Retaliatory measures are being prepared by Serbia against possible Kosovo's declaration of independence and the countries which recognize it.
Vuk Jeremic did not specify how Serbia would respond if separatist Kosovo Albanian officials carry out their threat to declare independence if a final push for a diplomatic settlement between now and Dec. 10 does not result in the Serbian province's statehood.
"Serbia will have no choice but respond to the acts which would jeopardize its sovereignty and territorial integrity," Jeremic said. "The unilateral declaration of independence would bring protracted instability to the region," he warned.
But, Jeremic also said that Serbia would not allow itself to be plunged back to international isolation as during the rule of late President Slobodan Milosevic in the 1990s.
Diplomats from the United States, European Union and Russia are trying to get the two sides to agree on Kosovo's political future, eight years after NATO airstrikes were launched to stop a Serbian crackdown against separatist Kosovo Albanians.
Since then the province has been under U.N. and NATO control, although it is formally still part of Serbia.
Kosovo Prime Minister, Agim Ceku, reiterated Friday that the province's leaders would declare independence if no agreement was reached during the talks, which opened Thursday in Vienna, Austria. But no unilateral move would be made without support from the U.S. and EU, he said.
Nationalist Serbian Prime Minister Vojislav Kostunica said Thursday that in case Kosovo declares independence without consent from the U.N. Security Council - where Serbia's ally Russia has a veto power - Serbia "would have to respond with damage against damage."
He also did not specify what he meant, but Serbian ultranationalists have even called for military action against Kosovo Albanian separatists in case they declare independence of the province, which Serbs consider the cradle of their statehood and religion.
Kostunica has indicated Serbia would cut off diplomatic ties with all countries that recognize such unilateral declaration. The United States has hinted it would recognize Kosovo's statehood even without a U.N. approval, while the EU states were split over the issue.
Germany's visiting defense minister, Franz Josef Jung, appealed Friday for calm in Kosovo, after a latest round of talks to settle the future of the disputed province failed to bridge differences between ethnic Albanians and Serbia.
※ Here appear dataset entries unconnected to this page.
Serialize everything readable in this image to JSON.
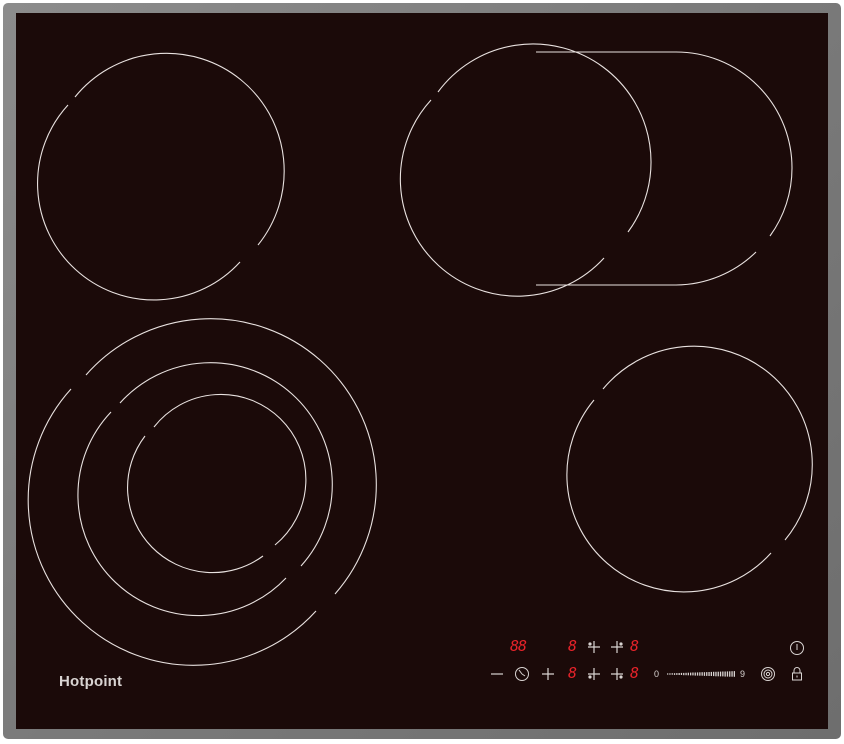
{
  "brand": {
    "name": "Hotpoint"
  },
  "display": {
    "timer_digits": "88",
    "zone_digit": "8"
  },
  "power_slider": {
    "min_label": "0",
    "max_label": "9"
  },
  "icons": {
    "power": "power-icon",
    "lock": "lock-icon",
    "clock": "clock-icon",
    "dual_zone": "dual-zone-icon"
  },
  "colors": {
    "glass": "#1b0a09",
    "frame": "#7a7a7a",
    "zone_lines": "#e9e2e0",
    "display": "#e8232a",
    "controls": "#d9d4d2"
  }
}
Jung urged all sides to avoid violence that would hamper the current internationally brokered negotiations. So far both sides have refused to back down from their political demands, with ethnic Albanians seeking independence, while Serbia wanting to keep at least formal control over Kosovo.
"I ask all sides for restraint," Jung told reporters. "We are making all efforts for these talks to end by December and to avoid turmoil that would hinder the talks."